The answer must be an exact copy of the records below, with every picture left out.

*** Opening Exercise input ***

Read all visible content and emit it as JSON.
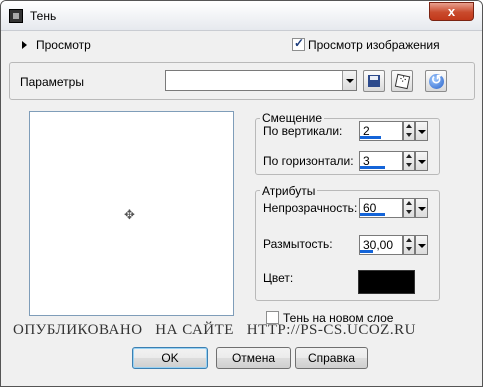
{
  "window": {
    "title": "Тень",
    "close_label": "x"
  },
  "preview_row": {
    "label": "Просмотр",
    "image_preview_checkbox_label": "Просмотр изображения",
    "image_preview_checked": true
  },
  "params": {
    "label": "Параметры",
    "preset_value": ""
  },
  "offset": {
    "title": "Смещение",
    "vertical_label": "По вертикали:",
    "vertical_value": "2",
    "vertical_level": 0.5,
    "horizontal_label": "По горизонтали:",
    "horizontal_value": "3",
    "horizontal_level": 0.6
  },
  "attributes": {
    "title": "Атрибуты",
    "opacity_label": "Непрозрачность:",
    "opacity_value": "60",
    "opacity_level": 0.6,
    "blur_label": "Размытость:",
    "blur_value": "30,00",
    "blur_level": 0.3,
    "color_label": "Цвет:",
    "color_value": "#000000"
  },
  "new_layer": {
    "label": "Тень на новом слое",
    "checked": false
  },
  "watermark": "ОПУБЛИКОВАНО   НА САЙТЕ   HTTP://PS-CS.UCOZ.RU",
  "buttons": {
    "ok": "OK",
    "cancel": "Отмена",
    "help": "Справка"
  },
  "colors": {
    "accent": "#1464d8",
    "close": "#c94a2c"
  }
}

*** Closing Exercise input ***

**Result for this exercise:**
Read all visible content and emit it as JSON.
{
  "window": {
    "title": "Тень",
    "close_label": "x"
  },
  "preview_row": {
    "label": "Просмотр",
    "image_preview_checkbox_label": "Просмотр изображения",
    "image_preview_checked": true
  },
  "params": {
    "label": "Параметры",
    "preset_value": ""
  },
  "offset": {
    "title": "Смещение",
    "vertical_label": "По вертикали:",
    "vertical_value": "2",
    "vertical_level": 0.5,
    "horizontal_label": "По горизонтали:",
    "horizontal_value": "3",
    "horizontal_level": 0.6
  },
  "attributes": {
    "title": "Атрибуты",
    "opacity_label": "Непрозрачность:",
    "opacity_value": "60",
    "opacity_level": 0.6,
    "blur_label": "Размытость:",
    "blur_value": "30,00",
    "blur_level": 0.3,
    "color_label": "Цвет:",
    "color_value": "#000000"
  },
  "new_layer": {
    "label": "Тень на новом слое",
    "checked": false
  },
  "watermark": "ОПУБЛИКОВАНО   НА САЙТЕ   HTTP://PS-CS.UCOZ.RU",
  "buttons": {
    "ok": "OK",
    "cancel": "Отмена",
    "help": "Справка"
  },
  "colors": {
    "accent": "#1464d8",
    "close": "#c94a2c"
  }
}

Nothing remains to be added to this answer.